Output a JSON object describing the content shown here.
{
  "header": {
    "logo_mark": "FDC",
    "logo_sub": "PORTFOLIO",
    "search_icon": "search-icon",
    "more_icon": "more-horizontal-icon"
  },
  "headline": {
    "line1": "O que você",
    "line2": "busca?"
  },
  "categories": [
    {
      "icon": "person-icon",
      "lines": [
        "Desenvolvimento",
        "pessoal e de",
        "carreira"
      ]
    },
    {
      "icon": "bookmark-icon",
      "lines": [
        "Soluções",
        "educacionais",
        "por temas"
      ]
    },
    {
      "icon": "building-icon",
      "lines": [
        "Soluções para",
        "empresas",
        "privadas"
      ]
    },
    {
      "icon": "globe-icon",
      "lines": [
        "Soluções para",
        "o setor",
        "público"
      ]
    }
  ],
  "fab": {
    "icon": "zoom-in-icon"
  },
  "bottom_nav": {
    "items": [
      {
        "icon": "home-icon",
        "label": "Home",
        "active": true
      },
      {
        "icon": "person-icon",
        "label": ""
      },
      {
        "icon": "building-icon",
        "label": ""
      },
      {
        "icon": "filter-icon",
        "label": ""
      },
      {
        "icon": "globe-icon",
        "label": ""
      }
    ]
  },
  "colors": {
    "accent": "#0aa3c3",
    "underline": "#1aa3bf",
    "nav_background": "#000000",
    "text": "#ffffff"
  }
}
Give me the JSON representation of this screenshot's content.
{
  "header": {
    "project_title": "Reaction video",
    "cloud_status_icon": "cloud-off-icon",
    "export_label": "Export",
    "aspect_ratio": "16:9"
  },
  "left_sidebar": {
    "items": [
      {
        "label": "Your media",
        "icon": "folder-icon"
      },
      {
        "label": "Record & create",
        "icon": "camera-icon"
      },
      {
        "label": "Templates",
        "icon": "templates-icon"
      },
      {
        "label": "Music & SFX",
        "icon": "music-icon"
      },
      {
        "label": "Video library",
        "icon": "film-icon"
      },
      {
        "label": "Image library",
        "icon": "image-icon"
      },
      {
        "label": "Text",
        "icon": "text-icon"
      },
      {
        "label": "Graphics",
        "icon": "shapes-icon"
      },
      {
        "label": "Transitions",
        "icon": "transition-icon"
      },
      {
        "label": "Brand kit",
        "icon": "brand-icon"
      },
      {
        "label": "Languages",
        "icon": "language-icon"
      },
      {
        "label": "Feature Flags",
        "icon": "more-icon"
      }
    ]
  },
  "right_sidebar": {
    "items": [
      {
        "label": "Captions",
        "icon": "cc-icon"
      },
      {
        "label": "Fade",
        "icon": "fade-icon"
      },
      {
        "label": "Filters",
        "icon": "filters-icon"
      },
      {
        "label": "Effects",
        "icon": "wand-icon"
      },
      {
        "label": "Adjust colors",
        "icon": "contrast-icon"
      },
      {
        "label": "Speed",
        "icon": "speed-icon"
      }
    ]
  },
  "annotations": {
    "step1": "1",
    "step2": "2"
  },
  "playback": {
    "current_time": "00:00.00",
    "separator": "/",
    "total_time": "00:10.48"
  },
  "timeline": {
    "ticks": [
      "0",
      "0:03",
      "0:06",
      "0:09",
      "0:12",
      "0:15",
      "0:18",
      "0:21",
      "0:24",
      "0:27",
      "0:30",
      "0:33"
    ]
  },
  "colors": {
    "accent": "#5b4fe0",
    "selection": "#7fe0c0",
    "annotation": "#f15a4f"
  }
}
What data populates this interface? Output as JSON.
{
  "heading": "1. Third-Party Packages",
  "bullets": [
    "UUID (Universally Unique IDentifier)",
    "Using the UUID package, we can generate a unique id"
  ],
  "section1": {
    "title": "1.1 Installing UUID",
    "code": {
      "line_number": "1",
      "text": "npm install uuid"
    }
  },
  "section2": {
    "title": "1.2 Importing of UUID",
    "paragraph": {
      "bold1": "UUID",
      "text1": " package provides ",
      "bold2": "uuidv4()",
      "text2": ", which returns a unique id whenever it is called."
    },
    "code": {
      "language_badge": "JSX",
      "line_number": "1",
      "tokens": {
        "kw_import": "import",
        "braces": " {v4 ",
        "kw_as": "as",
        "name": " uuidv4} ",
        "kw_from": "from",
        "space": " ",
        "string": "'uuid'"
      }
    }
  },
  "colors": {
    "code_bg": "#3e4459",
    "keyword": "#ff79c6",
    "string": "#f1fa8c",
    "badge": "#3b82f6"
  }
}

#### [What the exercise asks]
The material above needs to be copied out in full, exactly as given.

#### [Solved problem]
Output a JSON object describing the content shown here.
{
  "header": {
    "logo_mark": "FDC",
    "logo_sub": "PORTFOLIO",
    "search_icon": "search-icon",
    "more_icon": "more-horizontal-icon"
  },
  "headline": {
    "line1": "O que você",
    "line2": "busca?"
  },
  "categories": [
    {
      "icon": "person-icon",
      "lines": [
        "Desenvolvimento",
        "pessoal e de",
        "carreira"
      ]
    },
    {
      "icon": "bookmark-icon",
      "lines": [
        "Soluções",
        "educacionais",
        "por temas"
      ]
    },
    {
      "icon": "building-icon",
      "lines": [
        "Soluções para",
        "empresas",
        "privadas"
      ]
    },
    {
      "icon": "globe-icon",
      "lines": [
        "Soluções para",
        "o setor",
        "público"
      ]
    }
  ],
  "fab": {
    "icon": "zoom-in-icon"
  },
  "bottom_nav": {
    "items": [
      {
        "icon": "home-icon",
        "label": "Home",
        "active": true
      },
      {
        "icon": "person-icon",
        "label": ""
      },
      {
        "icon": "building-icon",
        "label": ""
      },
      {
        "icon": "filter-icon",
        "label": ""
      },
      {
        "icon": "globe-icon",
        "label": ""
      }
    ]
  },
  "colors": {
    "accent": "#0aa3c3",
    "underline": "#1aa3bf",
    "nav_background": "#000000",
    "text": "#ffffff"
  }
}
Give me the JSON representation of this screenshot's content.
{
  "header": {
    "project_title": "Reaction video",
    "cloud_status_icon": "cloud-off-icon",
    "export_label": "Export",
    "aspect_ratio": "16:9"
  },
  "left_sidebar": {
    "items": [
      {
        "label": "Your media",
        "icon": "folder-icon"
      },
      {
        "label": "Record & create",
        "icon": "camera-icon"
      },
      {
        "label": "Templates",
        "icon": "templates-icon"
      },
      {
        "label": "Music & SFX",
        "icon": "music-icon"
      },
      {
        "label": "Video library",
        "icon": "film-icon"
      },
      {
        "label": "Image library",
        "icon": "image-icon"
      },
      {
        "label": "Text",
        "icon": "text-icon"
      },
      {
        "label": "Graphics",
        "icon": "shapes-icon"
      },
      {
        "label": "Transitions",
        "icon": "transition-icon"
      },
      {
        "label": "Brand kit",
        "icon": "brand-icon"
      },
      {
        "label": "Languages",
        "icon": "language-icon"
      },
      {
        "label": "Feature Flags",
        "icon": "more-icon"
      }
    ]
  },
  "right_sidebar": {
    "items": [
      {
        "label": "Captions",
        "icon": "cc-icon"
      },
      {
        "label": "Fade",
        "icon": "fade-icon"
      },
      {
        "label": "Filters",
        "icon": "filters-icon"
      },
      {
        "label": "Effects",
        "icon": "wand-icon"
      },
      {
        "label": "Adjust colors",
        "icon": "contrast-icon"
      },
      {
        "label": "Speed",
        "icon": "speed-icon"
      }
    ]
  },
  "annotations": {
    "step1": "1",
    "step2": "2"
  },
  "playback": {
    "current_time": "00:00.00",
    "separator": "/",
    "total_time": "00:10.48"
  },
  "timeline": {
    "ticks": [
      "0",
      "0:03",
      "0:06",
      "0:09",
      "0:12",
      "0:15",
      "0:18",
      "0:21",
      "0:24",
      "0:27",
      "0:30",
      "0:33"
    ]
  },
  "colors": {
    "accent": "#5b4fe0",
    "selection": "#7fe0c0",
    "annotation": "#f15a4f"
  }
}
What data populates this interface? Output as JSON.
{
  "heading": "1. Third-Party Packages",
  "bullets": [
    "UUID (Universally Unique IDentifier)",
    "Using the UUID package, we can generate a unique id"
  ],
  "section1": {
    "title": "1.1 Installing UUID",
    "code": {
      "line_number": "1",
      "text": "npm install uuid"
    }
  },
  "section2": {
    "title": "1.2 Importing of UUID",
    "paragraph": {
      "bold1": "UUID",
      "text1": " package provides ",
      "bold2": "uuidv4()",
      "text2": ", which returns a unique id whenever it is called."
    },
    "code": {
      "language_badge": "JSX",
      "line_number": "1",
      "tokens": {
        "kw_import": "import",
        "braces": " {v4 ",
        "kw_as": "as",
        "name": " uuidv4} ",
        "kw_from": "from",
        "space": " ",
        "string": "'uuid'"
      }
    }
  },
  "colors": {
    "code_bg": "#3e4459",
    "keyword": "#ff79c6",
    "string": "#f1fa8c",
    "badge": "#3b82f6"
  }
}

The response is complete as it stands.